Parallel English and Norwegian text.
Hans Børli (1918-89) was born and lived in the wooded country of Hedmark in south eastern Norway. His days seem to have been divided into two separate parts: by day, he lived the physically demanding life of a lumberjack, but by night, he turned poet and spent the still, dark hours writing. His days, however, were an enactment of his poetry. Børli’s verse is alive with his experiences of the Norwegian forests – with the moods of sky and water, with the creatures that moved in air and woodland, and with the trees themselves. In a series of books beginning in 1945, he wrote more than eleven hundred poems. They form a poetic record of a life reminiscent in spirit, if not in form, of Walt Whitman’s Leaves of Grass.

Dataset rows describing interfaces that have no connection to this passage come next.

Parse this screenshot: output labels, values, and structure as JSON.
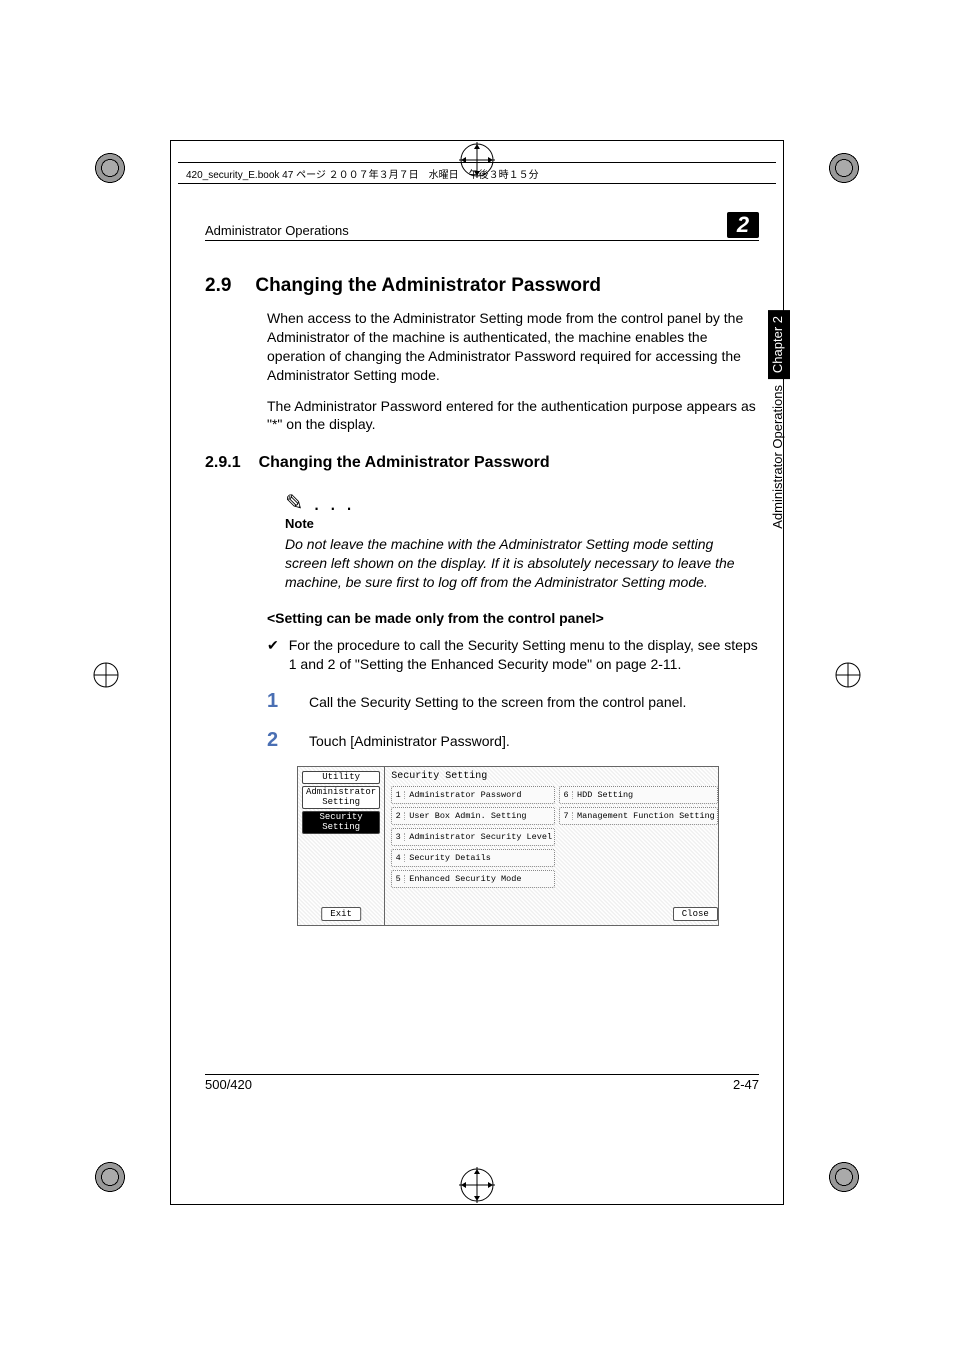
{
  "book_strip": "420_security_E.book  47 ページ  ２００７年３月７日　水曜日　午後３時１５分",
  "running_header_left": "Administrator Operations",
  "chapter_badge": "2",
  "section": {
    "number": "2.9",
    "title": "Changing the Administrator Password"
  },
  "para1": "When access to the Administrator Setting mode from the control panel by the Administrator of the machine is authenticated, the machine enables the operation of changing the Administrator Password required for accessing the Administrator Setting mode.",
  "para2": "The Administrator Password entered for the authentication purpose appears as \"*\" on the display.",
  "subsection": {
    "number": "2.9.1",
    "title": "Changing the Administrator Password"
  },
  "note_icon": "✎ . . .",
  "note_label": "Note",
  "note_text": "Do not leave the machine with the Administrator Setting mode setting screen left shown on the display. If it is absolutely necessary to leave the machine, be sure first to log off from the Administrator Setting mode.",
  "sub_bold": "<Setting can be made only from the control panel>",
  "check_mark": "✔",
  "check_text": "For the procedure to call the Security Setting menu to the display, see steps 1 and 2 of \"Setting the Enhanced Security mode\" on page 2-11.",
  "steps": [
    {
      "num": "1",
      "text": "Call the Security Setting to the screen from the control panel."
    },
    {
      "num": "2",
      "text": "Touch [Administrator Password]."
    }
  ],
  "panel": {
    "left_tabs": [
      "Utility",
      "Administrator\nSetting",
      "Security Setting"
    ],
    "selected_tab_index": 2,
    "title": "Security Setting",
    "options_left": [
      {
        "n": "1",
        "label": "Administrator\nPassword"
      },
      {
        "n": "2",
        "label": "User Box\nAdmin. Setting"
      },
      {
        "n": "3",
        "label": "Administrator\nSecurity Level"
      },
      {
        "n": "4",
        "label": "Security Details"
      },
      {
        "n": "5",
        "label": "Enhanced Security\nMode"
      }
    ],
    "options_right": [
      {
        "n": "6",
        "label": "HDD Setting"
      },
      {
        "n": "7",
        "label": "Management\nFunction Setting"
      }
    ],
    "exit": "Exit",
    "close": "Close"
  },
  "footer_left": "500/420",
  "footer_right": "2-47",
  "side_tab_dark": "Chapter 2",
  "side_tab_light": "Administrator Operations"
}
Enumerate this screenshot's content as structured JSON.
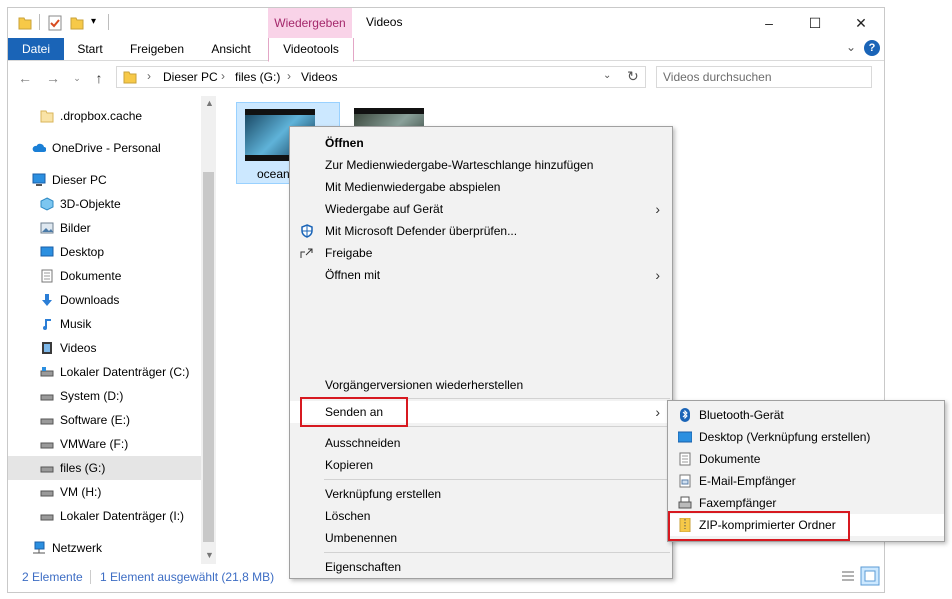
{
  "window": {
    "title": "Videos",
    "contextual_tab_group": "Wiedergeben",
    "caption": {
      "minimize": "–",
      "maximize": "☐",
      "close": "✕"
    }
  },
  "ribbon": {
    "tabs": [
      "Datei",
      "Start",
      "Freigeben",
      "Ansicht",
      "Videotools"
    ],
    "collapse": "⌄",
    "help": "?"
  },
  "address": {
    "path": [
      "Dieser PC",
      "files (G:)",
      "Videos"
    ],
    "separator": "›",
    "search_placeholder": "Videos durchsuchen"
  },
  "nav": {
    "items": [
      {
        "label": ".dropbox.cache",
        "icon": "folder-icon"
      },
      {
        "label": "OneDrive - Personal",
        "icon": "cloud-icon"
      },
      {
        "label": "Dieser PC",
        "icon": "computer-icon"
      },
      {
        "label": "3D-Objekte",
        "icon": "cube-icon"
      },
      {
        "label": "Bilder",
        "icon": "pictures-icon"
      },
      {
        "label": "Desktop",
        "icon": "desktop-icon"
      },
      {
        "label": "Dokumente",
        "icon": "document-icon"
      },
      {
        "label": "Downloads",
        "icon": "download-arrow-icon"
      },
      {
        "label": "Musik",
        "icon": "music-note-icon"
      },
      {
        "label": "Videos",
        "icon": "video-icon"
      },
      {
        "label": "Lokaler Datenträger (C:)",
        "icon": "drive-icon"
      },
      {
        "label": "System (D:)",
        "icon": "drive-icon"
      },
      {
        "label": "Software (E:)",
        "icon": "drive-icon"
      },
      {
        "label": "VMWare (F:)",
        "icon": "drive-icon"
      },
      {
        "label": "files (G:)",
        "icon": "drive-icon"
      },
      {
        "label": "VM (H:)",
        "icon": "drive-icon"
      },
      {
        "label": "Lokaler Datenträger (I:)",
        "icon": "drive-icon"
      },
      {
        "label": "Netzwerk",
        "icon": "network-icon"
      }
    ],
    "selected": "files (G:)"
  },
  "content": {
    "files": [
      {
        "label": "ocean",
        "selected": true
      },
      {
        "label": "",
        "selected": false
      }
    ]
  },
  "status": {
    "count": "2 Elemente",
    "selection": "1 Element ausgewählt (21,8 MB)"
  },
  "context_menu": {
    "items": [
      {
        "label": "Öffnen",
        "bold": true
      },
      {
        "label": "Zur Medienwiedergabe-Warteschlange hinzufügen"
      },
      {
        "label": "Mit Medienwiedergabe abspielen"
      },
      {
        "label": "Wiedergabe auf Gerät",
        "submenu": true
      },
      {
        "label": "Mit Microsoft Defender überprüfen...",
        "icon": "defender-shield-icon"
      },
      {
        "label": "Freigabe",
        "icon": "share-icon"
      },
      {
        "label": "Öffnen mit",
        "submenu": true
      },
      {
        "label": "Vorgängerversionen wiederherstellen"
      },
      {
        "label": "Senden an",
        "submenu": true,
        "highlighted": true
      },
      {
        "label": "Ausschneiden"
      },
      {
        "label": "Kopieren"
      },
      {
        "label": "Verknüpfung erstellen"
      },
      {
        "label": "Löschen"
      },
      {
        "label": "Umbenennen"
      },
      {
        "label": "Eigenschaften"
      }
    ],
    "submenu_arrow": "›"
  },
  "send_to_menu": {
    "items": [
      {
        "label": "Bluetooth-Gerät",
        "icon": "bluetooth-icon"
      },
      {
        "label": "Desktop (Verknüpfung erstellen)",
        "icon": "desktop-icon"
      },
      {
        "label": "Dokumente",
        "icon": "document-icon"
      },
      {
        "label": "E-Mail-Empfänger",
        "icon": "mail-icon"
      },
      {
        "label": "Faxempfänger",
        "icon": "fax-icon"
      },
      {
        "label": "ZIP-komprimierter Ordner",
        "icon": "zip-folder-icon",
        "highlighted": true
      }
    ]
  },
  "colors": {
    "accent": "#1a64b7",
    "context_tab": "#f9d3e8",
    "highlight_border": "#d71920"
  }
}
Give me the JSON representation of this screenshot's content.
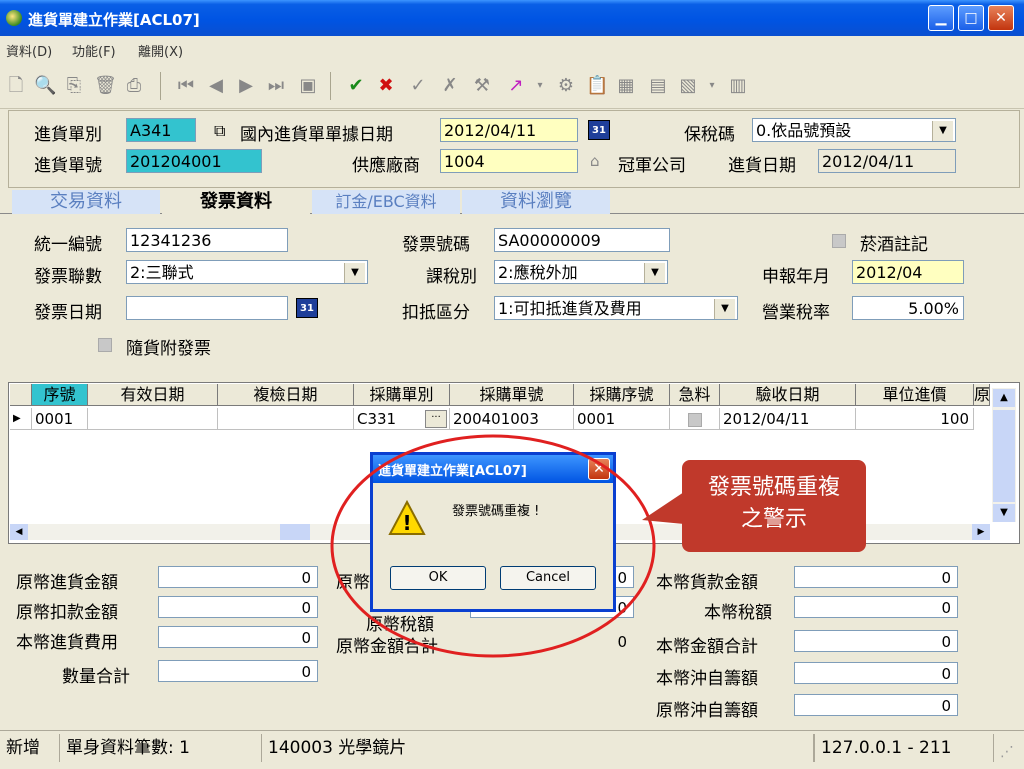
{
  "window": {
    "title": "進貨單建立作業[ACL07]"
  },
  "menu": [
    "資料(D)",
    "功能(F)",
    "離開(X)"
  ],
  "header": {
    "type_label": "進貨單別",
    "type_value": "A341",
    "domestic_label": "國內進貨單單據日期",
    "doc_date": "2012/04/11",
    "bonded_label": "保稅碼",
    "bonded_value": "0.依品號預設",
    "no_label": "進貨單號",
    "no_value": "201204001",
    "vendor_label": "供應廠商",
    "vendor_code": "1004",
    "vendor_name": "冠軍公司",
    "recv_date_label": "進貨日期",
    "recv_date": "2012/04/11"
  },
  "tabs": [
    "交易資料",
    "發票資料",
    "訂金/EBC資料",
    "資料瀏覽"
  ],
  "invoice": {
    "uniform_label": "統一編號",
    "uniform_value": "12341236",
    "invno_label": "發票號碼",
    "invno_value": "SA00000009",
    "tobacco_label": "菸酒註記",
    "copies_label": "發票聯數",
    "copies_value": "2:三聯式",
    "taxtype_label": "課稅別",
    "taxtype_value": "2:應稅外加",
    "report_label": "申報年月",
    "report_value": "2012/04",
    "invdate_label": "發票日期",
    "invdate_value": "",
    "deduct_label": "扣抵區分",
    "deduct_value": "1:可扣抵進貨及費用",
    "taxrate_label": "營業稅率",
    "taxrate_value": "5.00%",
    "attached_label": "隨貨附發票"
  },
  "grid": {
    "headers": [
      "序號",
      "有效日期",
      "複檢日期",
      "採購單別",
      "採購單號",
      "採購序號",
      "急料",
      "驗收日期",
      "單位進價",
      "原"
    ],
    "row": [
      "0001",
      "",
      "",
      "C331",
      "200401003",
      "0001",
      "",
      "2012/04/11",
      "100"
    ]
  },
  "totals": {
    "left": [
      {
        "label": "原幣進貨金額",
        "value": "0"
      },
      {
        "label": "原幣扣款金額",
        "value": "0"
      },
      {
        "label": "本幣進貨費用",
        "value": "0"
      },
      {
        "label": "數量合計",
        "value": "0"
      }
    ],
    "mid": [
      {
        "label": "原幣",
        "value": "0"
      },
      {
        "label": "原幣稅額",
        "value": "0"
      },
      {
        "label": "原幣金額合計",
        "value": "0"
      }
    ],
    "right": [
      {
        "label": "本幣貨款金額",
        "value": "0"
      },
      {
        "label": "本幣稅額",
        "value": "0"
      },
      {
        "label": "本幣金額合計",
        "value": "0"
      },
      {
        "label": "本幣沖自籌額",
        "value": "0"
      },
      {
        "label": "原幣沖自籌額",
        "value": "0"
      }
    ]
  },
  "status": {
    "mode": "新增",
    "count_label": "單身資料筆數: 1",
    "product": "140003 光學鏡片",
    "host": "127.0.0.1 - 211"
  },
  "dialog": {
    "title": "進貨單建立作業[ACL07]",
    "message": "發票號碼重複 !",
    "ok": "OK",
    "cancel": "Cancel"
  },
  "callout": {
    "line1": "發票號碼重複",
    "line2": "之警示"
  },
  "colors": {
    "accent": "#0054e3",
    "callout": "#c0392b",
    "highlight": "#ffffc0",
    "ellipse": "#e02020"
  }
}
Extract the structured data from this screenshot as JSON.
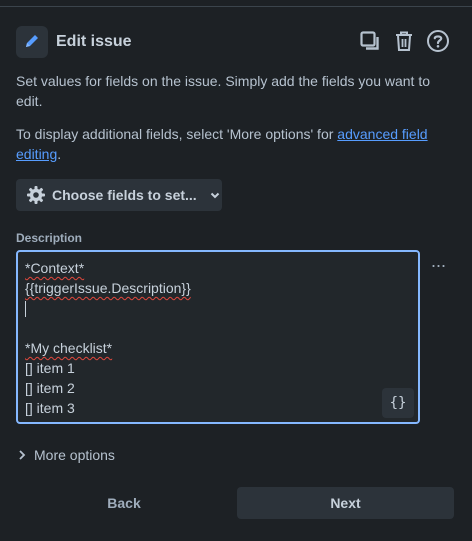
{
  "header": {
    "title": "Edit issue",
    "icons": [
      "pencil-icon",
      "copy-icon",
      "trash-icon",
      "help-icon"
    ]
  },
  "intro": {
    "line1": "Set values for fields on the issue. Simply add the fields you want to edit.",
    "line2_prefix": "To display additional fields, select 'More options' for ",
    "line2_link": "advanced field editing",
    "line2_suffix": "."
  },
  "choose_fields": {
    "label": "Choose fields to set...",
    "icon": "gear-icon"
  },
  "description": {
    "label": "Description",
    "lines": [
      "*Context*",
      "{{triggerIssue.Description}}",
      "",
      "",
      "*My checklist*",
      "[] item 1",
      "[] item 2",
      "[] item 3"
    ],
    "smart_values_button": "{}",
    "more_icon": "···"
  },
  "more_options": {
    "label": "More options"
  },
  "footer": {
    "back": "Back",
    "next": "Next"
  },
  "colors": {
    "accent": "#579dff",
    "focus_border": "#85b8ff",
    "background": "#1d2125"
  }
}
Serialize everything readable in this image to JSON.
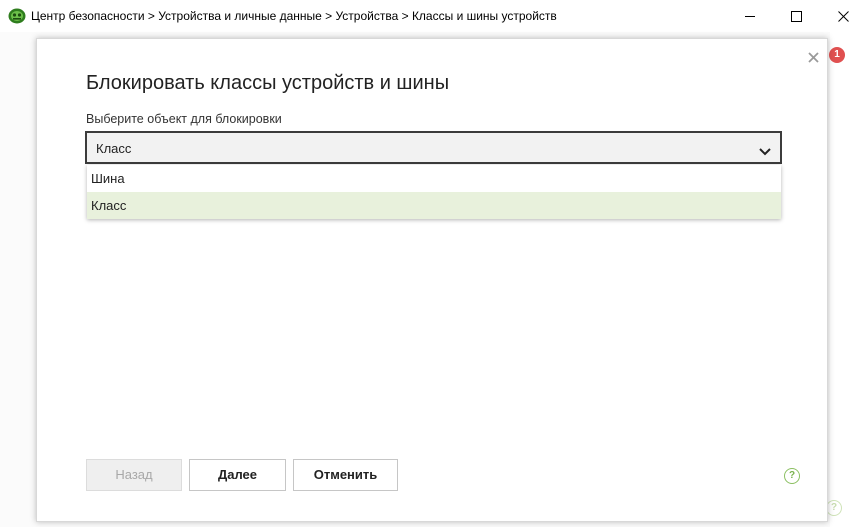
{
  "window": {
    "title": "Центр безопасности > Устройства и личные данные > Устройства > Классы и шины устройств",
    "minimize_icon": "minimize-icon",
    "maximize_icon": "maximize-icon",
    "close_icon": "close-icon"
  },
  "background": {
    "notification_count": "1",
    "help_glyph": "?"
  },
  "dialog": {
    "title": "Блокировать классы устройств и шины",
    "field_label": "Выберите объект для блокировки",
    "select": {
      "selected_value": "Класс",
      "options": [
        "Шина",
        "Класс"
      ]
    },
    "buttons": {
      "back": "Назад",
      "next": "Далее",
      "cancel": "Отменить"
    },
    "help_glyph": "?"
  },
  "colors": {
    "accent_green": "#7ab24e",
    "highlight_option": "#e8f1dc",
    "badge_red": "#e05050"
  }
}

While his work is characteristically related to his Hedmark habitat and personal experience, a number of Hans Børli’s poems show that he is by no means remote from the varied human experiences of his times. This collection can only suggest the scope and richness of the poet’s life-in-verse, but it includes many of his most admired poems. Sometimes lonely or even mystical, the finest of these poems bite deep like the blow of an axe.